Custom is at the heart of life on Wallis and Futuna. On 21 November 2002, a new king of Alo (Futuna) was enthroned. Fifty-five-year-old Soane Patita Maituku has for the last ten years been a sacristan, a position [End Page 169] of respect and responsibility in the Catholic church. He has ten children, one of whom is a nun in Africa and was present at the event. The Kivalu Tisimasi Heafala, prime minister of Wallis, was deposed by the Lavelua on 18 January 2003. His successor, Kamaliele Muliloto, retired from the Department of Rural Economy, was installed in Kafila two days later. On 30 May 2003, Patelisio Ikafolau, aged fifty-eight and retired from the health agency,was appointedPului'uvea, that is, minister of the customary police of Wallis island, in his village Falaleu (Hahake district).

The general elections of June 2002 were invalidated because about a hundred voters had signed with a cross without a witness countersigning. By-elections were organized in March 2003. Three candidates were in contention: (1) the outgoing minister of Parliament whose election had been invalidated, Victor Brial, of Union pour unMouvement Populaire (UMP), the majority party at the national level, formerly called the Union pour la Majorité Presidentielle (substitute for Patalione Kanimoa); (2) Penisio Tialetagi, unaffiliated (substitute for Mikaele Tui); and (3) Apeleto Likuvalu, affiliated with the left-wing UFDS party (substitute for Soakimi Polelei). Presenting the candidates, Fenua Magazine noted, "These candidates were not easy to contact, even for the local press that was supposed to represent them. Only Mr Likuvalu deigned to meet us for an interview that was very pleasant all the same. As for Victor Brial, he sent us a typed text presenting his programme. And nothing was heard from Mr Tialetagi for two weeks" (fm25,5). The first ballot, involving 9,925 registered voters, resulted in 3,413 votes (46.9 percent) for Brial, 3,276 for Tialetagi, and 587 for Likuvalu, with the latter's votes bringing about the second ballot. After the first ballot, candidate Tialetagi declared, "I have no programme. You can't establish a programme when you are not an elected representative and you haven't got any money." His campaign manager, Soane Uhila, is a former local UMP executive. Brial emphasized the privileged relationship he has with the French president, Jacques Chirac. Between the two ballots, four Caledonians of the RCPR (the local section of the UMP)—member of Parliament and president of the local government Pierre Frogier, senator and president of the Territorial Assembly Simon Louekhote,Wallisian Corinne Fuluhea (from Paita), and local government member Atelemo Taofifenua (former elected representative and former Kivalu)—came to support "their candidate."
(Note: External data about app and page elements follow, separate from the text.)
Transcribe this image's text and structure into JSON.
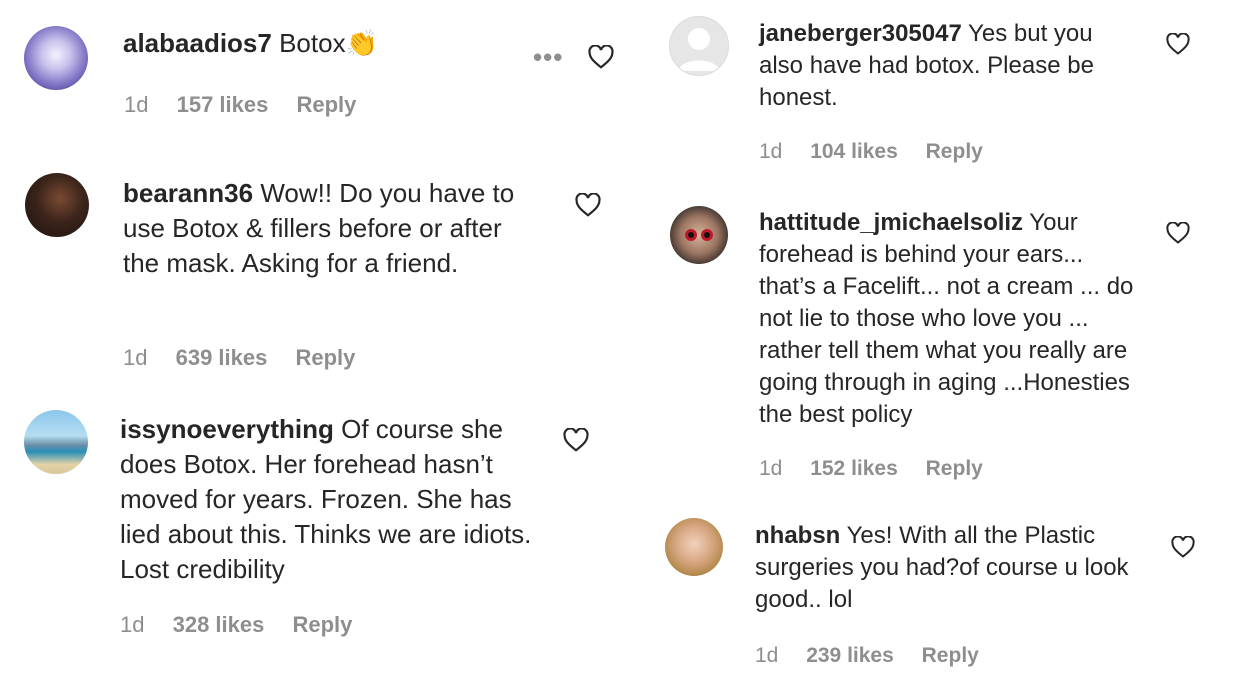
{
  "comments": [
    {
      "username": "alabaadios7",
      "text": "Botox👏",
      "time": "1d",
      "likes": "157 likes",
      "reply": "Reply"
    },
    {
      "username": "bearann36",
      "text": "Wow!! Do you have to use Botox & fillers before or after the mask. Asking for a friend.",
      "time": "1d",
      "likes": "639 likes",
      "reply": "Reply"
    },
    {
      "username": "issynoeverything",
      "text": "Of course she does Botox. Her forehead hasn’t moved for years. Frozen. She has lied about this. Thinks we are idiots. Lost credibility",
      "time": "1d",
      "likes": "328 likes",
      "reply": "Reply"
    },
    {
      "username": "janeberger305047",
      "text": "Yes but you also have had botox. Please be honest.",
      "time": "1d",
      "likes": "104 likes",
      "reply": "Reply"
    },
    {
      "username": "hattitude_jmichaelsoliz",
      "text": "Your forehead is behind your ears... that’s a Facelift... not a cream ... do not lie to those who love you ... rather tell them what you really are going through in aging ...Honesties the best policy",
      "time": "1d",
      "likes": "152 likes",
      "reply": "Reply"
    },
    {
      "username": "nhabsn",
      "text": "Yes! With all the Plastic surgeries you had?of course u look good.. lol",
      "time": "1d",
      "likes": "239 likes",
      "reply": "Reply"
    }
  ],
  "more_options": "•••"
}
The second ballot took place on 23 March and Brial was reelected with 4,005 votes (52 percent), compared to 3,687 for Tialetagi. The voter turnout was 78 percent (7,749 people). Economic and social adviser K Gata petitioned for annulment, which was rejected in Paris by the Constitutional Council on 16 May 2003.

In Paris, on 19 December 2002, the Constitutional Council declared...